The five-year survival rate for lymphoma patients is 72%. Lymphoma is the 7th most common cancer type. Lymphoma is more common in men than it is in females. The average age for lymphoma patients is 67 and the average age of death is 76. Follicular Lymphoma is the most common type of indolent lymphoma, meaning that it’s growth is slow moving. In some cases, Follicular Lymphoma can go away without treatment. Patients are monitored to see how the disease progresses. Sometimes Follicular Lymphoma can progress into more aggressive subtypes like diffuse large B-cell Lymphoma.

Causes

Lymphoma occurs when white blood cells that fight infection (lymphocytes) grow out of control from genetic changes. A history of immune system problems can also be a risk factor for Lymphoma. For Hodgkin's Lymphoma, most cases are diagnosed in early adulthood, while non-hodgkin's lymphoma patients are typically older than 60. There are several infections that can lead to Lymphoma including HIV, Epstein-Barr virus (EBV), and HCV.

Treatments

Standard treatment methods for Lymphoma include:
Chemotherapy
Radiation therapy
Bone marrow transplant
Targeted therapy
Immunotherapy drugs

Screening

To screen for Lymphoma, doctors will often check for swollen lymph nodes on a patient’s body. Specifically, in the neck, armpits, and groin. Doctors often recommend a biopsy on a lymph node to see what types of cells are present. Also, bone marrow from the hip can be taken to look at any lymphoma cells that are present. To look for lymphoma cells in other parts of the body, imaging tests can be done. These tests include an MRI, CT scan, or a PET (Positron Emission Tomography scan.

Trends

The amount of lymphoma patients has actually increased slightly since 1975 from 18.5 people per 100,000 to 19 people per 100,000 in 2016. Although the number of cases have slightly increased, the number of deaths have dropped considerably from 8 in 1975 to 5.4 deaths per 100,000 people in 2016.

Subtypes

Hodgkin’s Lymphoma
Nodular Lymphocyte-Predominant Hodgkin Lymphoma
Triple negative/basal-like

Indolent non-Hodgkin Lymphoma:
Follicular Lymphoma
Lymphoplasmacytic Lymphoma
Marginal Zone Lymphoma
Primary Cutaneous Anaplastic Large Cell Lymphoma

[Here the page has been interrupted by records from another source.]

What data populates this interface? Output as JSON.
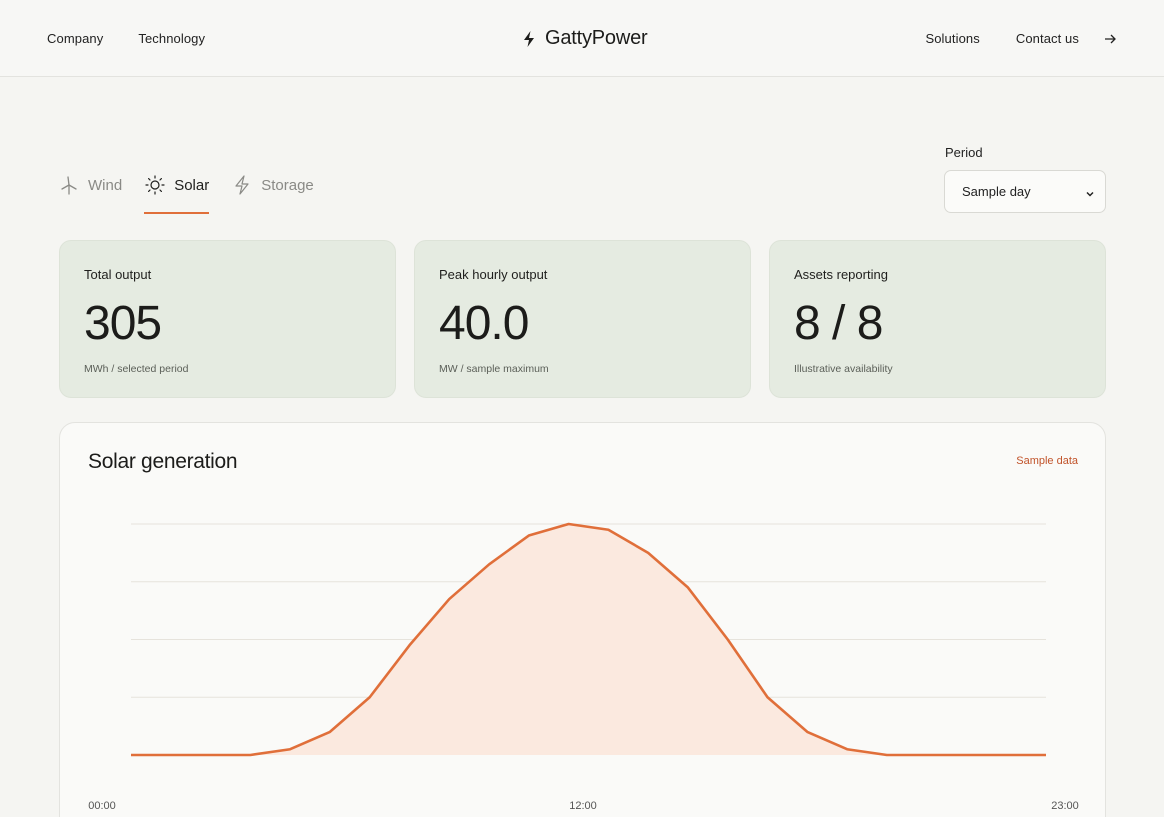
{
  "header": {
    "nav_left": [
      "Company",
      "Technology"
    ],
    "brand": "GattyPower",
    "nav_right": [
      "Solutions",
      "Contact us"
    ],
    "icons": {
      "brand": "bolt-icon",
      "cta": "arrow-right-icon"
    }
  },
  "tabs": [
    {
      "label": "Wind",
      "icon": "wind-turbine-icon",
      "active": false
    },
    {
      "label": "Solar",
      "icon": "sun-icon",
      "active": true
    },
    {
      "label": "Storage",
      "icon": "bolt-icon",
      "active": false
    }
  ],
  "period": {
    "label": "Period",
    "selected": "Sample day"
  },
  "kpis": [
    {
      "label": "Total output",
      "value": "305",
      "unit": "MWh / selected period"
    },
    {
      "label": "Peak hourly output",
      "value": "40.0",
      "unit": "MW / sample maximum"
    },
    {
      "label": "Assets reporting",
      "value": "8 / 8",
      "unit": "Illustrative availability"
    }
  ],
  "chart": {
    "title": "Solar generation",
    "badge": "Sample data"
  },
  "chart_data": {
    "type": "area",
    "title": "Solar generation",
    "x": [
      "00:00",
      "01:00",
      "02:00",
      "03:00",
      "04:00",
      "05:00",
      "06:00",
      "07:00",
      "08:00",
      "09:00",
      "10:00",
      "11:00",
      "12:00",
      "13:00",
      "14:00",
      "15:00",
      "16:00",
      "17:00",
      "18:00",
      "19:00",
      "20:00",
      "21:00",
      "22:00",
      "23:00"
    ],
    "x_tick_labels": [
      "00:00",
      "12:00",
      "23:00"
    ],
    "values": [
      0,
      0,
      0,
      0,
      1,
      4,
      10,
      19,
      27,
      33,
      38,
      40,
      39,
      35,
      29,
      20,
      10,
      4,
      1,
      0,
      0,
      0,
      0,
      0
    ],
    "ylim": [
      0,
      40
    ],
    "grid": true,
    "colors": {
      "line": "#e06f3a",
      "fill": "#fbe9df",
      "grid": "#e6e3dc"
    }
  }
}
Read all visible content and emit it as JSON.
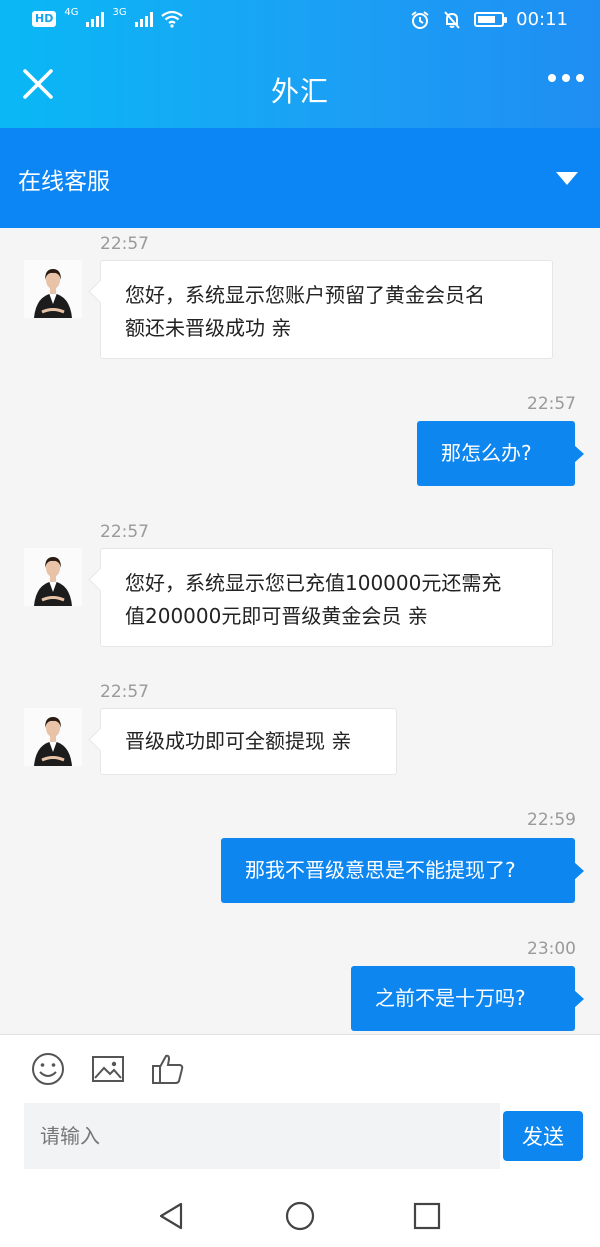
{
  "status_bar": {
    "hd": "HD",
    "net1": "4G",
    "net2": "3G",
    "time": "00:11",
    "battery_level": 0.75
  },
  "header": {
    "title": "外汇"
  },
  "service_bar": {
    "label": "在线客服"
  },
  "messages": [
    {
      "dir": "in",
      "time": "22:57",
      "text_lines": [
        "您好，系统显示您账户预留了黄金会员名",
        "额还未晋级成功 亲"
      ]
    },
    {
      "dir": "out",
      "time": "22:57",
      "text": "那怎么办?"
    },
    {
      "dir": "in",
      "time": "22:57",
      "text_lines": [
        "您好，系统显示您已充值100000元还需充",
        "值200000元即可晋级黄金会员 亲"
      ]
    },
    {
      "dir": "in",
      "time": "22:57",
      "text": "晋级成功即可全额提现 亲"
    },
    {
      "dir": "out",
      "time": "22:59",
      "text": "那我不晋级意思是不能提现了?"
    },
    {
      "dir": "out",
      "time": "23:00",
      "text": "之前不是十万吗?"
    }
  ],
  "input_bar": {
    "placeholder": "请输入",
    "send_label": "发送",
    "tools": [
      "emoji-icon",
      "image-icon",
      "thumbs-up-icon"
    ]
  },
  "nav_bar": {
    "buttons": [
      "back-triangle-icon",
      "home-circle-icon",
      "recents-square-icon"
    ]
  },
  "colors": {
    "header_start": "#0ab8f5",
    "header_end": "#1f8ef3",
    "service_bar": "#0b86f4",
    "outgoing_bubble": "#0d86f0"
  }
}
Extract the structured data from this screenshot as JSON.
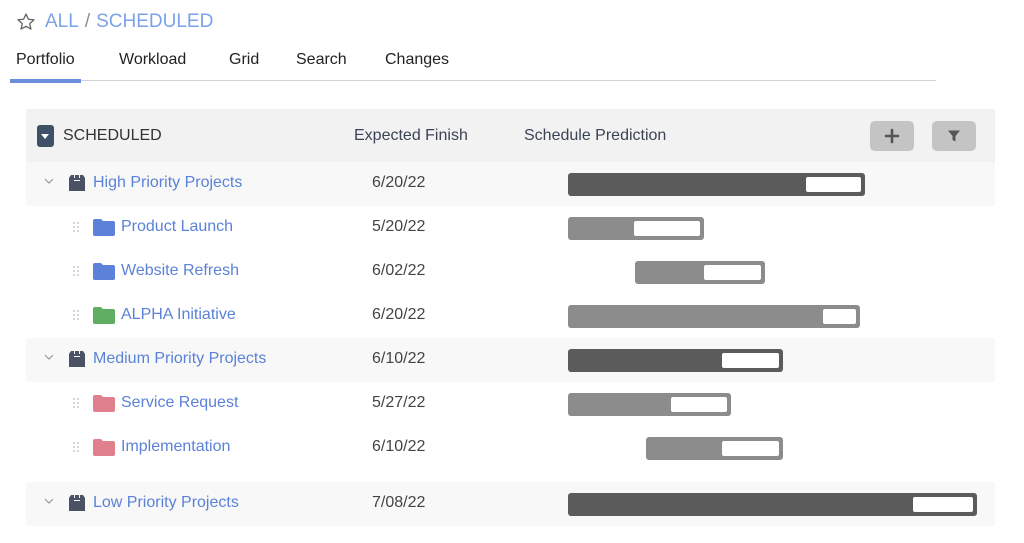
{
  "breadcrumb": {
    "root": "ALL",
    "separator": "/",
    "current": "SCHEDULED"
  },
  "tabs": [
    {
      "label": "Portfolio",
      "active": true
    },
    {
      "label": "Workload",
      "active": false
    },
    {
      "label": "Grid",
      "active": false
    },
    {
      "label": "Search",
      "active": false
    },
    {
      "label": "Changes",
      "active": false
    }
  ],
  "table": {
    "title": "SCHEDULED",
    "columns": {
      "expected_finish": "Expected Finish",
      "schedule_prediction": "Schedule Prediction"
    },
    "buttons": {
      "add": "add-icon",
      "filter": "filter-icon"
    },
    "colors": {
      "link": "#5b82d8",
      "group_bar": "#5b5b5b",
      "item_bar": "#8c8c8c"
    },
    "rows": [
      {
        "type": "group",
        "name": "High Priority Projects",
        "finish": "6/20/22",
        "bar": {
          "start": 0.0,
          "end": 0.727,
          "prediction_start": 0.581
        }
      },
      {
        "type": "item",
        "name": "Product Launch",
        "folder_color": "#5b82d8",
        "finish": "5/20/22",
        "bar": {
          "start": 0.0,
          "end": 0.333,
          "prediction_start": 0.162
        }
      },
      {
        "type": "item",
        "name": "Website Refresh",
        "folder_color": "#5b82d8",
        "finish": "6/02/22",
        "bar": {
          "start": 0.164,
          "end": 0.482,
          "prediction_start": 0.333
        }
      },
      {
        "type": "item",
        "name": "ALPHA Initiative",
        "folder_color": "#5fae63",
        "finish": "6/20/22",
        "bar": {
          "start": 0.0,
          "end": 0.714,
          "prediction_start": 0.623
        }
      },
      {
        "type": "group",
        "name": "Medium Priority Projects",
        "finish": "6/10/22",
        "bar": {
          "start": 0.0,
          "end": 0.526,
          "prediction_start": 0.377
        }
      },
      {
        "type": "item",
        "name": "Service Request",
        "folder_color": "#e0808f",
        "finish": "5/27/22",
        "bar": {
          "start": 0.0,
          "end": 0.399,
          "prediction_start": 0.252
        }
      },
      {
        "type": "item",
        "name": "Implementation",
        "folder_color": "#e0808f",
        "finish": "6/10/22",
        "bar": {
          "start": 0.191,
          "end": 0.526,
          "prediction_start": 0.377
        }
      },
      {
        "type": "group",
        "name": "Low Priority Projects",
        "finish": "7/08/22",
        "bar": {
          "start": 0.0,
          "end": 1.0,
          "prediction_start": 0.844
        }
      }
    ]
  }
}
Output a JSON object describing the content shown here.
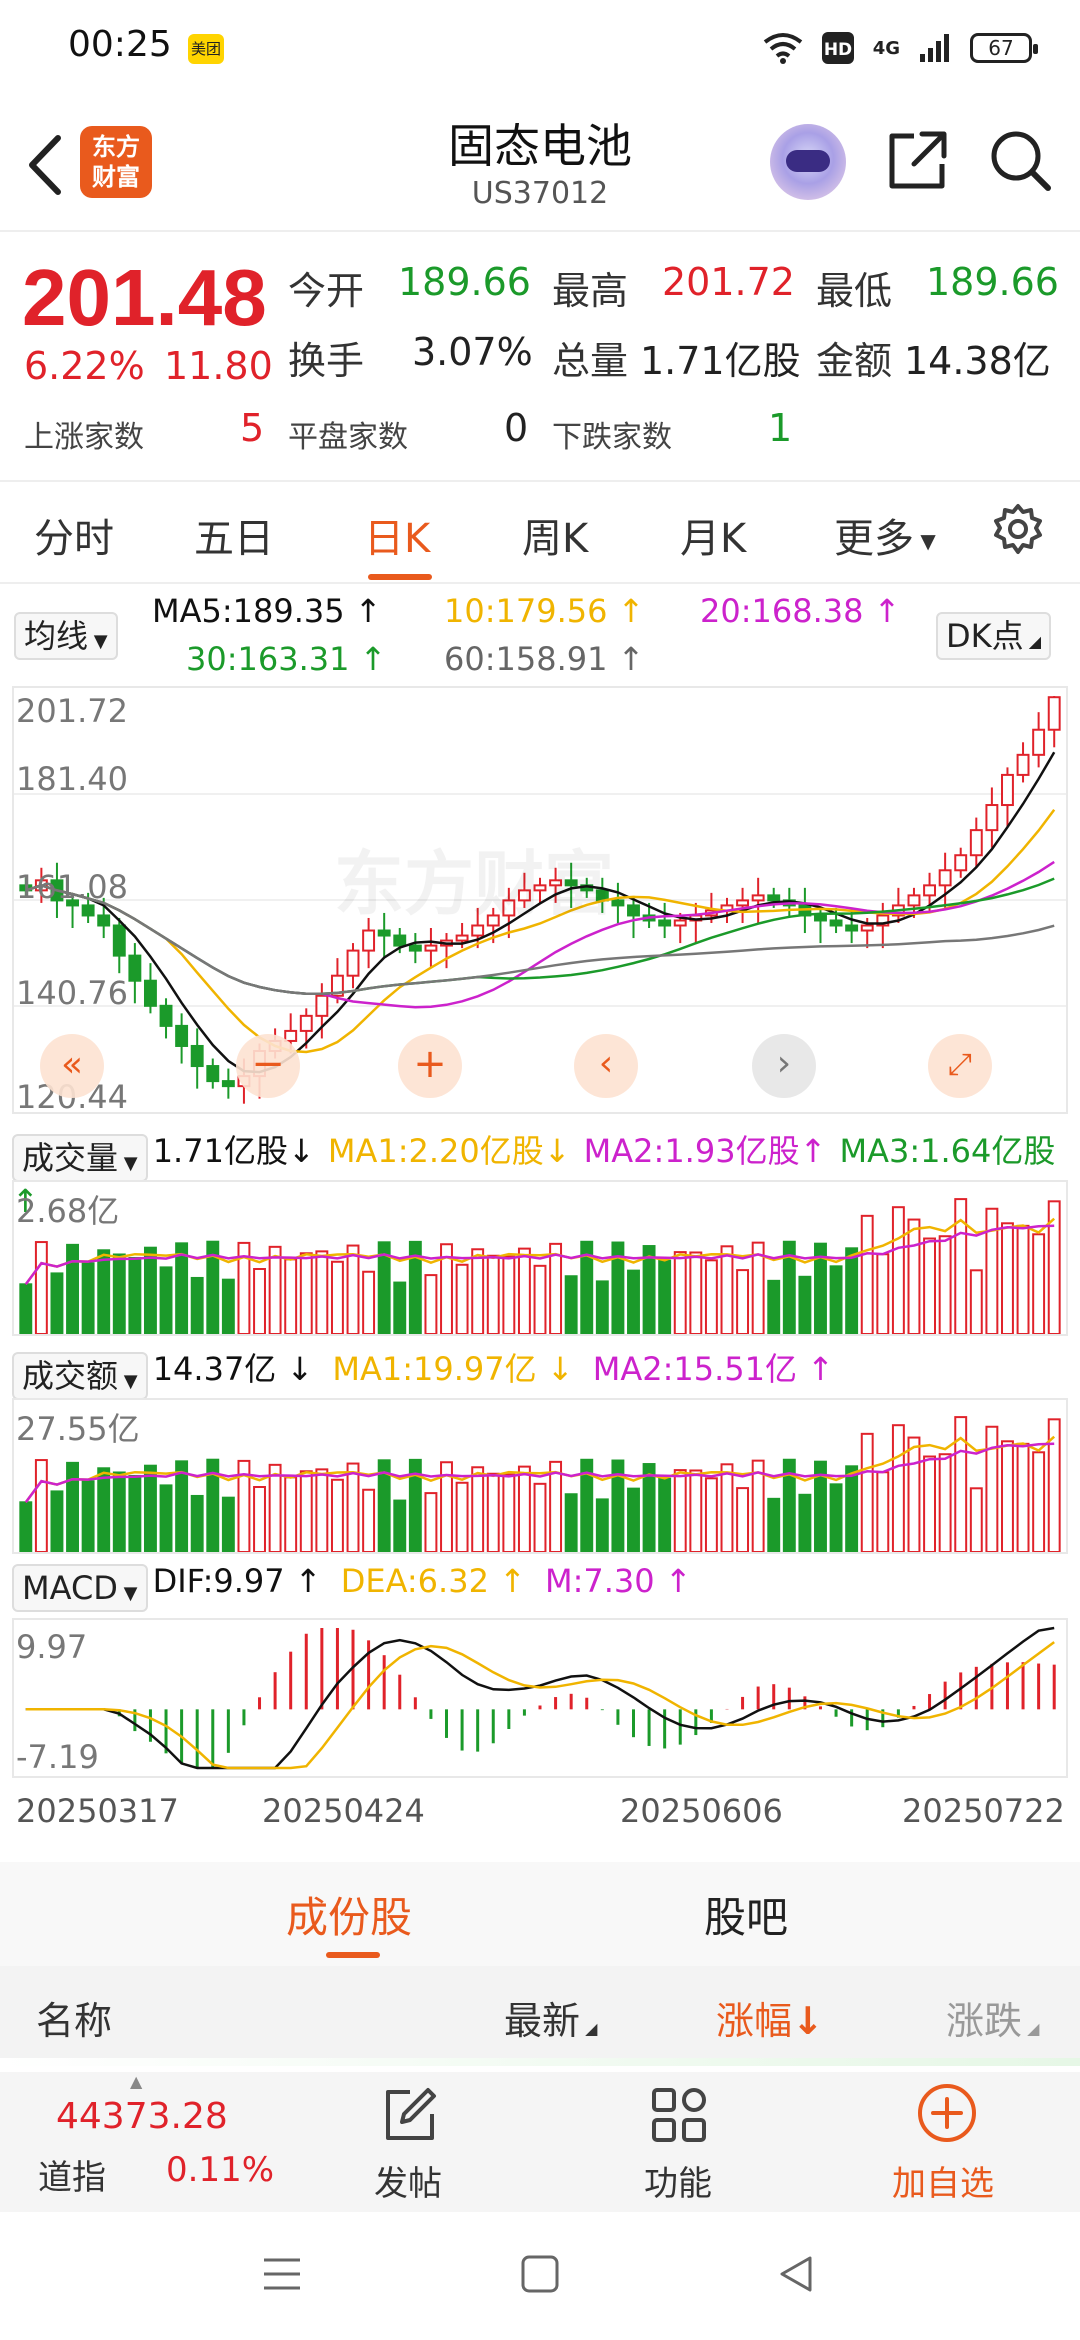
{
  "status_bar": {
    "time": "00:25",
    "app_badge": "美团",
    "network": "4G",
    "battery": "67"
  },
  "header": {
    "title": "固态电池",
    "code": "US37012",
    "logo_line1": "东方",
    "logo_line2": "财富"
  },
  "quote": {
    "price": "201.48",
    "change_pct": "6.22%",
    "change_amt": "11.80",
    "open_label": "今开",
    "open": "189.66",
    "high_label": "最高",
    "high": "201.72",
    "low_label": "最低",
    "low": "189.66",
    "turnover_label": "换手",
    "turnover": "3.07%",
    "volume_label": "总量",
    "volume": "1.71亿股",
    "amount_label": "金额",
    "amount": "14.38亿",
    "up_label": "上涨家数",
    "up_count": "5",
    "flat_label": "平盘家数",
    "flat_count": "0",
    "down_label": "下跌家数",
    "down_count": "1"
  },
  "tabs": [
    "分时",
    "五日",
    "日K",
    "周K",
    "月K",
    "更多"
  ],
  "ma": {
    "selector": "均线",
    "ma5": "MA5:189.35",
    "ma10": "10:179.56",
    "ma20": "20:168.38",
    "ma30": "30:163.31",
    "ma60": "60:158.91",
    "dk": "DK点"
  },
  "kline_axis": {
    "top": "201.72",
    "l2": "181.40",
    "l3": "161.08",
    "l4": "140.76",
    "bottom": "120.44"
  },
  "volume_row": {
    "selector": "成交量",
    "value": "1.71亿股",
    "ma1": "MA1:2.20亿股",
    "ma2": "MA2:1.93亿股",
    "ma3": "MA3:1.64亿股",
    "axis_top": "2.68亿"
  },
  "amount_row": {
    "selector": "成交额",
    "value": "14.37亿",
    "ma1": "MA1:19.97亿",
    "ma2": "MA2:15.51亿",
    "axis_top": "27.55亿"
  },
  "macd_row": {
    "selector": "MACD",
    "dif": "DIF:9.97",
    "dea": "DEA:6.32",
    "m": "M:7.30",
    "axis_top": "9.97",
    "axis_bottom": "-7.19"
  },
  "dates": [
    "20250317",
    "20250424",
    "20250606",
    "20250722"
  ],
  "constituents": {
    "tab1": "成份股",
    "tab2": "股吧"
  },
  "list_header": {
    "name": "名称",
    "latest": "最新",
    "change_pct": "涨幅",
    "change": "涨跌"
  },
  "bottom": {
    "index_value": "44373.28",
    "index_name": "道指",
    "index_pct": "0.11%",
    "post": "发帖",
    "func": "功能",
    "add": "加自选"
  },
  "watermark": "东方财富",
  "colors": {
    "up": "#e0222a",
    "down": "#1b9a2a",
    "accent": "#e95a1d",
    "ma5": "#111111",
    "ma10": "#f0b400",
    "ma20": "#cc22cc",
    "ma30": "#1b9a2a",
    "ma60": "#777777"
  },
  "chart_data": {
    "type": "candlestick",
    "price_axis": [
      120.44,
      201.72
    ],
    "candles_close_approx": [
      163,
      165,
      161,
      160,
      158,
      156,
      150,
      145,
      140,
      136,
      132,
      128,
      125,
      124,
      126,
      131,
      133,
      135,
      138,
      142,
      146,
      151,
      155,
      154,
      152,
      151,
      152,
      153,
      154,
      156,
      158,
      161,
      163,
      164,
      165,
      164,
      163,
      161,
      160,
      158,
      157,
      156,
      157,
      158,
      159,
      160,
      161,
      162,
      161,
      160,
      158,
      157,
      156,
      155,
      156,
      158,
      160,
      162,
      164,
      167,
      170,
      175,
      180,
      186,
      190,
      195,
      201.48
    ],
    "volume_axis_top": "2.68亿",
    "amount_axis_top": "27.55亿",
    "macd_range": [
      -7.19,
      9.97
    ]
  }
}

Aggressive Non-Hodgkin Lymphoma types:
Diffuse large B-cell Lymphoma
Anaplastic Large Cell Lymphoma
Extranodal NK-/T-cell Lymphoma
Lymphomatoid Granulomatosis
Angioimmunoblastic T-cell Lymphoma
Peripheral T-cell Lymphoma
Intravascular Large B-cell Lymphoma
Burkitt Lymphoma
Lymphoblastic Lymphoma
Adult T-cell Leukemia/Lymphoma
Mantle Cell Lymphoma
Plasmablastic Lymphoma

Support

Our team of patient advocates can help guide you to treatment options you might not have been previously aware of. Although you might be new to cancer, we certainly are not. Navigating cancer patients through the tricky path of finding the best treatment is our goal. No two cancer patients are alike, which is why we find treatment for all of our patients based on their specific genomics, location, stage of cancer, and nearly 100 more data points.

Learn Your Follicular Lymphoma
Clinical Trial and Treatment Options